AP Photo/Seth Perlman
Presidential candidates usually have very little to say about infrastructure. But 2016 has been an atypical election in most respects and so is the conversation about national infrastructure investment that has been kick-started by Hillary Clinton and Donald Trump. Both the Democratic and Republican presidential contenders have pledged to begin much-needed work on the country’s decrepit infrastructure assets, especially in transportation, a sector that affects the daily lives of every American. They have proposed steering massive amounts of federal dollars into nation’s roads, bridges, and airports, and current interest rates are very low which helps make the case for debt financing to get major projects moving. Emil Frankel, a senior fellow at the ENO Center for Transportation, considered what the two candidates have had to say about infrastructure investment and more broadly on issues like raising the federal fuel tax and how to persuade American voters that major, multi...

Former Obama Strategist David Plouffe Weighs in on Election 2016

A conversation with Obama’s former campaign manager on Clinton, Trump, and why a ground game is so essential.

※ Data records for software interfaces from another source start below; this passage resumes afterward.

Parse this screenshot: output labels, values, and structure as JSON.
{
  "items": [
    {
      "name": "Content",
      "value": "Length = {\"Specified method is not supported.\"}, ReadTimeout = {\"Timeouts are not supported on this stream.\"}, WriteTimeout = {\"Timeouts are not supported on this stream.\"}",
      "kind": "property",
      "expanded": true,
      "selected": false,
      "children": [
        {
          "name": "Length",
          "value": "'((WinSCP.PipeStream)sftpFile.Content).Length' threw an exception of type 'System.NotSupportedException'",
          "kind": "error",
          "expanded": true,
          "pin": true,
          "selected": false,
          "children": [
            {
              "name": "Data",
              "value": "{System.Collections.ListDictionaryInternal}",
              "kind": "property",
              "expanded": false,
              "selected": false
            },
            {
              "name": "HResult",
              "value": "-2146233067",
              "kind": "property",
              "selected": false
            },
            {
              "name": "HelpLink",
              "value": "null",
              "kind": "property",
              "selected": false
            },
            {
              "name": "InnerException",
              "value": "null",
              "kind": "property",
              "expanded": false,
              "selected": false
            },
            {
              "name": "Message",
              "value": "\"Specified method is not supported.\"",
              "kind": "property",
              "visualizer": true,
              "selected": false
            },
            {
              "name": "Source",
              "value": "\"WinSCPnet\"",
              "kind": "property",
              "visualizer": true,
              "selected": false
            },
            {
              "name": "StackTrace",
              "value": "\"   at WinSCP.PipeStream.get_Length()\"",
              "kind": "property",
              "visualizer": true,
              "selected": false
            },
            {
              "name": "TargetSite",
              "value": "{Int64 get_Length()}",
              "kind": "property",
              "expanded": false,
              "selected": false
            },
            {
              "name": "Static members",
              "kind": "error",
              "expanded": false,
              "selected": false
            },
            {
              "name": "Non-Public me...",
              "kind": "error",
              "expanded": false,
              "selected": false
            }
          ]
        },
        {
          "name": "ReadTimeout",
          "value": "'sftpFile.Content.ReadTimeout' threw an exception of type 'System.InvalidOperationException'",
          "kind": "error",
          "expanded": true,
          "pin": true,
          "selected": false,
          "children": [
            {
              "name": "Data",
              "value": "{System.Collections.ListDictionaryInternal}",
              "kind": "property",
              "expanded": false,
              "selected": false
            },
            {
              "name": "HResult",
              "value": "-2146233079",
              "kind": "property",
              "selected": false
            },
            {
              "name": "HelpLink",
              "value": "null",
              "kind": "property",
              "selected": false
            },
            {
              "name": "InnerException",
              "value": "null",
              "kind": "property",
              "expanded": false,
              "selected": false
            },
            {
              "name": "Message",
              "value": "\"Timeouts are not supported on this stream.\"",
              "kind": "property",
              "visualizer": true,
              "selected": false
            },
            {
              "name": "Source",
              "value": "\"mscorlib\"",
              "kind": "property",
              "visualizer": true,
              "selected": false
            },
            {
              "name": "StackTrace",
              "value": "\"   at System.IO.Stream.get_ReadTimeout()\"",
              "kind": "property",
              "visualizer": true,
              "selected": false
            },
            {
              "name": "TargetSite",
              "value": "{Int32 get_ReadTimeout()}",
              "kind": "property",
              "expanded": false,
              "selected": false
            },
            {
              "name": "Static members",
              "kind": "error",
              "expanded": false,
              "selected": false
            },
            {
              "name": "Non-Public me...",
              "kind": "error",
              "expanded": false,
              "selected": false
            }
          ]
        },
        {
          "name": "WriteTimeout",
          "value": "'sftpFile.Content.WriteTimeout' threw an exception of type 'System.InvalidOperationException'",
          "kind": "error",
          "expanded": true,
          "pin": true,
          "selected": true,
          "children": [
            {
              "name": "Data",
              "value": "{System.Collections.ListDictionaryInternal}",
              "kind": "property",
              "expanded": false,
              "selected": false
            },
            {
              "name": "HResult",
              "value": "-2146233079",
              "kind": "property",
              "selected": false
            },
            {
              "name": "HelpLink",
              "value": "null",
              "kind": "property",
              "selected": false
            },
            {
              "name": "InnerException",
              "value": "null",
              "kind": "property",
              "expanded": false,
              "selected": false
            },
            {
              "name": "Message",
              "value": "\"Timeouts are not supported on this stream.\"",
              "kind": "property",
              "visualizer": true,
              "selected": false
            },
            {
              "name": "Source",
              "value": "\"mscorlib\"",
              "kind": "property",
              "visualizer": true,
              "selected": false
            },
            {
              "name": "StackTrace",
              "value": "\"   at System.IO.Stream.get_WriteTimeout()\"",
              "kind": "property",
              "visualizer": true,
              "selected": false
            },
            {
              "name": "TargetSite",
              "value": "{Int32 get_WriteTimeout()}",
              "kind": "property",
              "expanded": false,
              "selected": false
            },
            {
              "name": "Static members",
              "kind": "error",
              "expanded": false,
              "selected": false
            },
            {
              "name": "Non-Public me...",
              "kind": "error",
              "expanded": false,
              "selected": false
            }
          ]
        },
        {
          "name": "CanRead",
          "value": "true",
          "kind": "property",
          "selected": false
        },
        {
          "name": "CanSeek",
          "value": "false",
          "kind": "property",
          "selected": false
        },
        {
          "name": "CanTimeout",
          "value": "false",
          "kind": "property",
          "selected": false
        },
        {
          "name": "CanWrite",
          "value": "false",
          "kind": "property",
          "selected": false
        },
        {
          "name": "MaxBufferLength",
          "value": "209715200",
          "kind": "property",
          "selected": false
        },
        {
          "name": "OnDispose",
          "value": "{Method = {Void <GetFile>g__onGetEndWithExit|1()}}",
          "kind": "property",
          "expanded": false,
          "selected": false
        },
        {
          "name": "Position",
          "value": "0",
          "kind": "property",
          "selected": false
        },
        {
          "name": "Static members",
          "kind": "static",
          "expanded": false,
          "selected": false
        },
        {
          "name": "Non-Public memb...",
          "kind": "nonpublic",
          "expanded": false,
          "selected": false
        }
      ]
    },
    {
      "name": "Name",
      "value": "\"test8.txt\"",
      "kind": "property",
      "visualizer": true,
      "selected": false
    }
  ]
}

AP Photo/Carolyn Kaster
Today David Plouffe jets around the country as the chief advisor for the ride-sharing service Uber, but eight years ago he was campaign manager for Barack Obama, the little-known Illinois senator who came out of nowhere to wrest the presidency away from Hillary Clinton. He went onto serve as one of President Obama’s senior advisors. Callie Crossley of WGBH Boston interviewed Plouffe at the recent National Association of Black Journalists/National Association of Hispanic Journalists convention in Washington where he shared his thoughts on the state of play in the contest between Hillary Clinton and Donald Trump. What follows is an edited and condensed version of the Crossley-Plouffe interview. Callie Crossley: What do you see happening in the Trump and Clinton campaigns? David Plouffe: This is one of the more interesting elections that we’ve gone through day to day. This is just my observation: Hillary Clinton is going to win. The question is: Is it by three points or seven...

Pages